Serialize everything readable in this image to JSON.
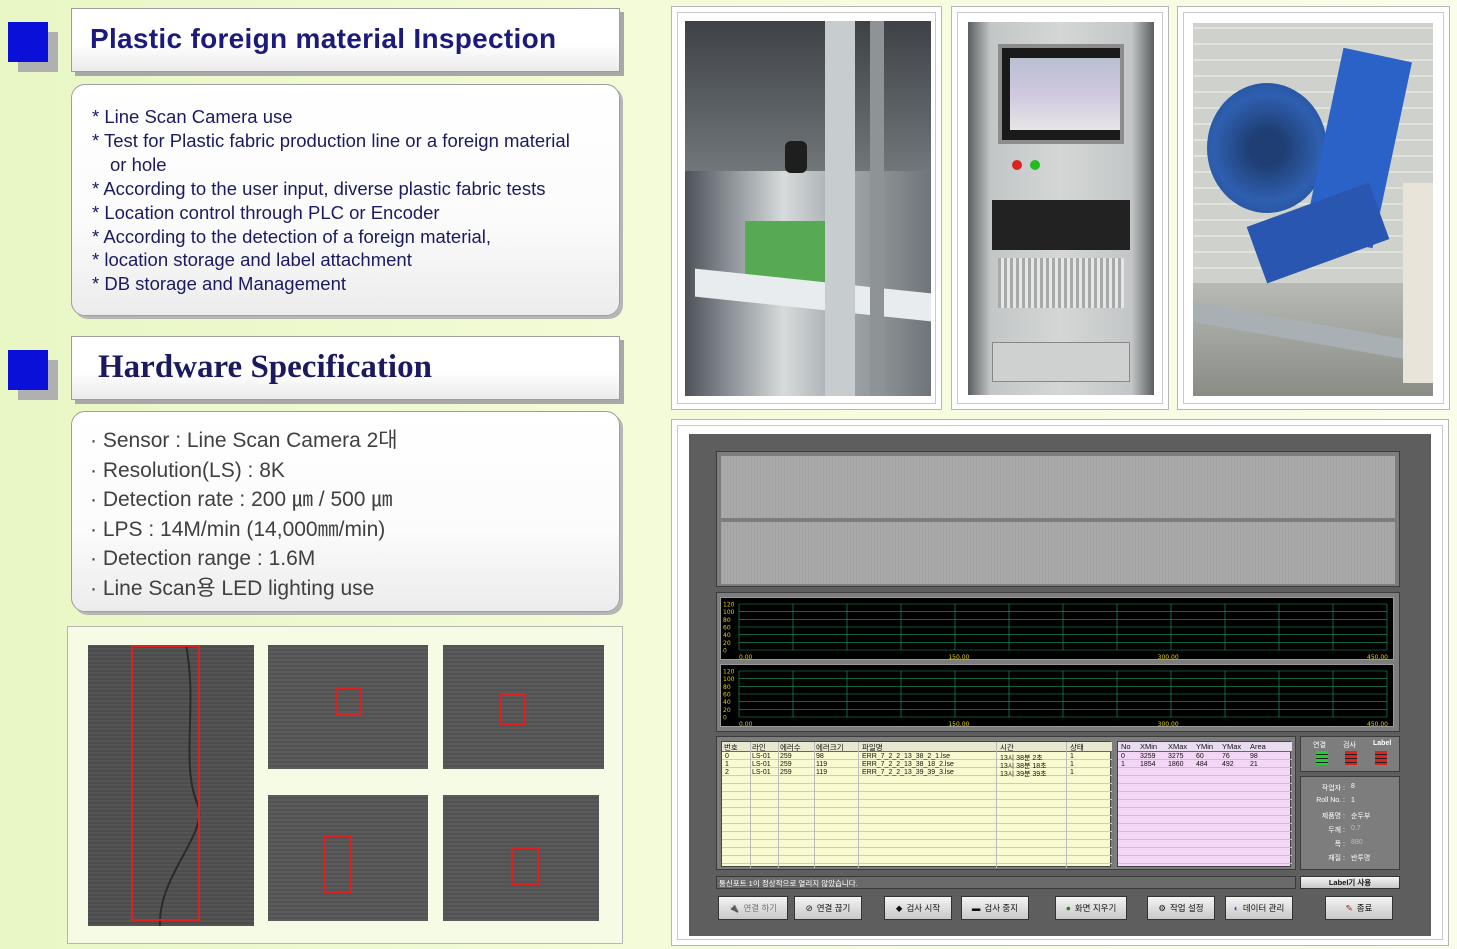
{
  "section1": {
    "title": "Plastic foreign material Inspection",
    "features": [
      "* Line Scan Camera use",
      "* Test for Plastic fabric production line or a foreign material",
      "or hole",
      "* According to the user input, diverse plastic fabric tests",
      "* Location control through PLC or Encoder",
      "* According to the detection of a foreign material,",
      "* location storage and label attachment",
      "* DB storage and Management"
    ]
  },
  "section2": {
    "title": "Hardware Specification",
    "specs": [
      "· Sensor : Line Scan Camera 2대",
      "· Resolution(LS)  : 8K",
      "· Detection rate  : 200 ㎛ / 500 ㎛",
      "· LPS : 14M/min (14,000㎜/min)",
      "· Detection range : 1.6M",
      "· Line Scan용 LED lighting use"
    ]
  },
  "software": {
    "graph1": {
      "y_ticks": [
        "120",
        "100",
        "80",
        "60",
        "40",
        "20",
        "0"
      ],
      "x_ticks": [
        "0.00",
        "150.00",
        "300.00",
        "450.00"
      ]
    },
    "graph2": {
      "y_ticks": [
        "120",
        "100",
        "80",
        "60",
        "40",
        "20",
        "0"
      ],
      "x_ticks": [
        "0.00",
        "150.00",
        "300.00",
        "450.00"
      ]
    },
    "table1": {
      "headers": [
        "번호",
        "라인",
        "에러수",
        "에러크기",
        "파일명",
        "시간",
        "상태"
      ],
      "rows": [
        [
          "0",
          "LS-01",
          "259",
          "98",
          "ERR_7_2_2_13_38_2_1.lse",
          "13시 38분 2초",
          "1"
        ],
        [
          "1",
          "LS-01",
          "259",
          "119",
          "ERR_7_2_2_13_38_18_2.lse",
          "13시 38분 18초",
          "1"
        ],
        [
          "2",
          "LS-01",
          "259",
          "119",
          "ERR_7_2_2_13_39_39_3.lse",
          "13시 39분 39초",
          "1"
        ]
      ]
    },
    "table2": {
      "headers": [
        "No",
        "XMin",
        "XMax",
        "YMin",
        "YMax",
        "Area"
      ],
      "rows": [
        [
          "0",
          "3259",
          "3275",
          "60",
          "76",
          "98"
        ],
        [
          "1",
          "1854",
          "1860",
          "484",
          "492",
          "21"
        ]
      ]
    },
    "status_panel": {
      "headers": [
        "연결",
        "검사",
        "Label"
      ],
      "colors": [
        "#22cc33",
        "#dd2222",
        "#dd2222"
      ]
    },
    "info_panel": {
      "rows": [
        {
          "label": "작업자 :",
          "value": "8"
        },
        {
          "label": "Roll No. :",
          "value": "1"
        },
        {
          "label": "제품명 :",
          "value": "순두부"
        },
        {
          "label": "두께 :",
          "value": "0.7"
        },
        {
          "label": "폭 :",
          "value": "890"
        },
        {
          "label": "재질 :",
          "value": "반투명"
        }
      ]
    },
    "label_button": "Label기 사용",
    "status_message": "통신포트 1이 정상적으로 열리지 않았습니다.",
    "buttons": [
      "연결 하기",
      "연결 끊기",
      "검사 시작",
      "검사 중지",
      "화면 지우기",
      "작업 설정",
      "데이터 관리",
      "종료"
    ],
    "colors": {
      "grid": "#1aa06a",
      "axis_text": "#e0d000"
    }
  }
}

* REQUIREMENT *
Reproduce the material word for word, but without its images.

* YOUR SOLUTION *
Serialize everything readable in this image to JSON.
{
  "section1": {
    "title": "Plastic foreign material Inspection",
    "features": [
      "* Line Scan Camera use",
      "* Test for Plastic fabric production line or a foreign material",
      "or hole",
      "* According to the user input, diverse plastic fabric tests",
      "* Location control through PLC or Encoder",
      "* According to the detection of a foreign material,",
      "* location storage and label attachment",
      "* DB storage and Management"
    ]
  },
  "section2": {
    "title": "Hardware Specification",
    "specs": [
      "· Sensor : Line Scan Camera 2대",
      "· Resolution(LS)  : 8K",
      "· Detection rate  : 200 ㎛ / 500 ㎛",
      "· LPS : 14M/min (14,000㎜/min)",
      "· Detection range : 1.6M",
      "· Line Scan용 LED lighting use"
    ]
  },
  "software": {
    "graph1": {
      "y_ticks": [
        "120",
        "100",
        "80",
        "60",
        "40",
        "20",
        "0"
      ],
      "x_ticks": [
        "0.00",
        "150.00",
        "300.00",
        "450.00"
      ]
    },
    "graph2": {
      "y_ticks": [
        "120",
        "100",
        "80",
        "60",
        "40",
        "20",
        "0"
      ],
      "x_ticks": [
        "0.00",
        "150.00",
        "300.00",
        "450.00"
      ]
    },
    "table1": {
      "headers": [
        "번호",
        "라인",
        "에러수",
        "에러크기",
        "파일명",
        "시간",
        "상태"
      ],
      "rows": [
        [
          "0",
          "LS-01",
          "259",
          "98",
          "ERR_7_2_2_13_38_2_1.lse",
          "13시 38분 2초",
          "1"
        ],
        [
          "1",
          "LS-01",
          "259",
          "119",
          "ERR_7_2_2_13_38_18_2.lse",
          "13시 38분 18초",
          "1"
        ],
        [
          "2",
          "LS-01",
          "259",
          "119",
          "ERR_7_2_2_13_39_39_3.lse",
          "13시 39분 39초",
          "1"
        ]
      ]
    },
    "table2": {
      "headers": [
        "No",
        "XMin",
        "XMax",
        "YMin",
        "YMax",
        "Area"
      ],
      "rows": [
        [
          "0",
          "3259",
          "3275",
          "60",
          "76",
          "98"
        ],
        [
          "1",
          "1854",
          "1860",
          "484",
          "492",
          "21"
        ]
      ]
    },
    "status_panel": {
      "headers": [
        "연결",
        "검사",
        "Label"
      ],
      "colors": [
        "#22cc33",
        "#dd2222",
        "#dd2222"
      ]
    },
    "info_panel": {
      "rows": [
        {
          "label": "작업자 :",
          "value": "8"
        },
        {
          "label": "Roll No. :",
          "value": "1"
        },
        {
          "label": "제품명 :",
          "value": "순두부"
        },
        {
          "label": "두께 :",
          "value": "0.7"
        },
        {
          "label": "폭 :",
          "value": "890"
        },
        {
          "label": "재질 :",
          "value": "반투명"
        }
      ]
    },
    "label_button": "Label기 사용",
    "status_message": "통신포트 1이 정상적으로 열리지 않았습니다.",
    "buttons": [
      "연결 하기",
      "연결 끊기",
      "검사 시작",
      "검사 중지",
      "화면 지우기",
      "작업 설정",
      "데이터 관리",
      "종료"
    ],
    "colors": {
      "grid": "#1aa06a",
      "axis_text": "#e0d000"
    }
  }
}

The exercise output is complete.